In addition, no parts of this mandrel will ever require replacement (since there is no shaft), so it may work out to be the most cost effective option in the long term.

However, the barrels of a double-barrel pen must be turned individually which may take longer than on a conventional pen mandrel.

Grabber Pen Mandrels

Grabber pen mandrels are used for turning closed-end pens - these are pens that do not have a gold (or other plated) pen cap, but are closed at the back, being turned completely out of the wood or other material used to make the pen.

The grabber mandrel has a similar construction to the adjustable pen mandrel as it has a shaft and morse taper fitting. However, the shaft is threaded and a rubber tube is placed over the thread. An end-bushing is fitted to the tail end of the shaft and this holds the rubber tube on the shaft.

The barrel of the pen to be turned is placed over the end-bushing and the rubber tube on the mandrel shaft.

Behind the morse taper fitting there is a nut that is used to pull the shaft through the mandrel causing the rubber tube to expand and grip the barrel of the pen to be turned. This gripping action makes it possible for the closed end of the pen to be turned and finished without the necessity for a pen cap to be pressed into the back end of the pen, creating an attractive looking pen that has more wood (or other material ) than the conventional pen types.

Project Mandrels

Many other turning projects (such as keyrings and letter openers) are also turned using pen mandrels (both conventional and grabber mandrels), making the pen mandrel versatile.

Some turning projects may require their own specially designed mandrels.

Mandrel Accessories

Mandrel Saver Live Centre

The mandrel saver live centre is a specially designed live centre that has a 6.2mm hole through its centre that slides neatly over the mandrel shaft and steadies the shaft whilst turning the pen. The mandrel saver live centre is tightened onto the pen bushings to grip the pen barrel without putting any pressure on the mandrel shaft. This action prolongs the life of the mandrel shaft when compared to the use of the knurled brass nut to grip the bushing, with the point of the live centre pressing into the end of the mandrel shaft.

When using the knurled brass nut to hold the pen barrel, any overtightening of the tailstock with the point live centre puts the mandrel shaft itself under significant pressure and can cause it to bow. This bowing of the mandrel shaft will cause a type of off-centre turning and produce pen barrels that are not completely cylindrical in shape (ie slightly oval).

The mandrel saver live centre removes all pressure from the shaft since the shaft itself is free in the centre of the mandrel saver.

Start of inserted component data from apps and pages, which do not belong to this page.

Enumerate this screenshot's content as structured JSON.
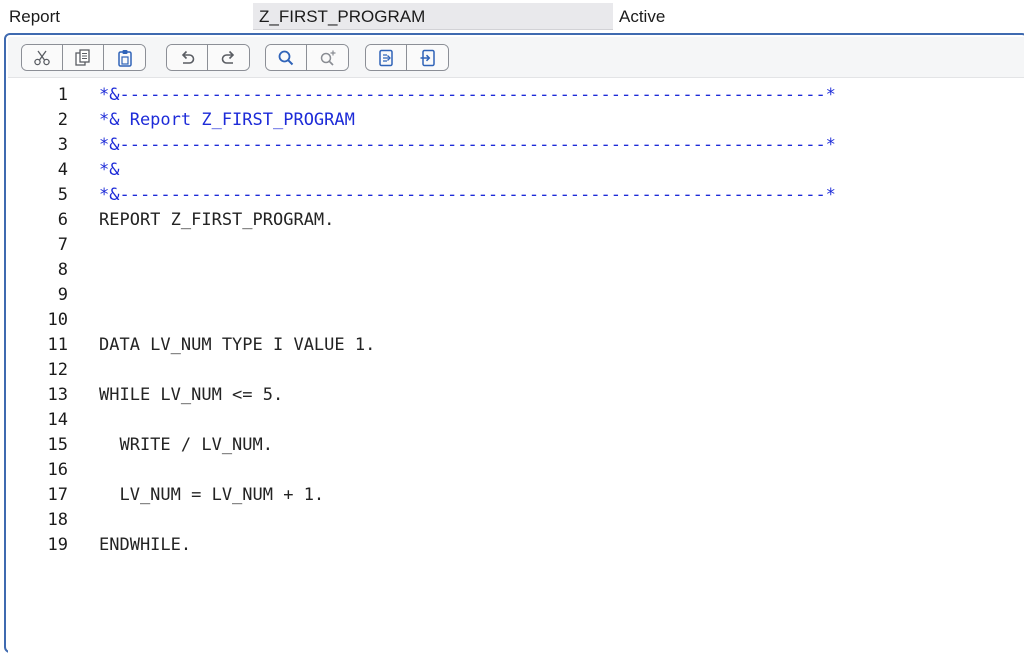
{
  "header": {
    "object_type": "Report",
    "object_name": "Z_FIRST_PROGRAM",
    "status": "Active"
  },
  "toolbar": {
    "groups": [
      [
        "scissors-icon",
        "copy-icon",
        "paste-icon"
      ],
      [
        "undo-icon",
        "redo-icon"
      ],
      [
        "search-icon",
        "search-plus-icon"
      ],
      [
        "export-icon",
        "import-icon"
      ]
    ]
  },
  "colors": {
    "frame_border": "#3f6ab0",
    "comment": "#1d2bd8",
    "code": "#232323"
  },
  "editor": {
    "lines": [
      {
        "num": "1",
        "text": "*&---------------------------------------------------------------------*",
        "comment": true
      },
      {
        "num": "2",
        "text": "*& Report Z_FIRST_PROGRAM",
        "comment": true
      },
      {
        "num": "3",
        "text": "*&---------------------------------------------------------------------*",
        "comment": true
      },
      {
        "num": "4",
        "text": "*&",
        "comment": true
      },
      {
        "num": "5",
        "text": "*&---------------------------------------------------------------------*",
        "comment": true
      },
      {
        "num": "6",
        "text": "REPORT Z_FIRST_PROGRAM.",
        "comment": false
      },
      {
        "num": "7",
        "text": "",
        "comment": false
      },
      {
        "num": "8",
        "text": "",
        "comment": false
      },
      {
        "num": "9",
        "text": "",
        "comment": false
      },
      {
        "num": "10",
        "text": "",
        "comment": false
      },
      {
        "num": "11",
        "text": "DATA LV_NUM TYPE I VALUE 1.",
        "comment": false
      },
      {
        "num": "12",
        "text": "",
        "comment": false
      },
      {
        "num": "13",
        "text": "WHILE LV_NUM <= 5.",
        "comment": false
      },
      {
        "num": "14",
        "text": "",
        "comment": false
      },
      {
        "num": "15",
        "text": "  WRITE / LV_NUM.",
        "comment": false
      },
      {
        "num": "16",
        "text": "",
        "comment": false
      },
      {
        "num": "17",
        "text": "  LV_NUM = LV_NUM + 1.",
        "comment": false
      },
      {
        "num": "18",
        "text": "",
        "comment": false
      },
      {
        "num": "19",
        "text": "ENDWHILE.",
        "comment": false
      }
    ]
  }
}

The life of the mandrel shaft will therefore be prolonged and the pens turned using this specialised live centre are likely to be superior to those turned using the knurled brass nut to grip the pen barrel.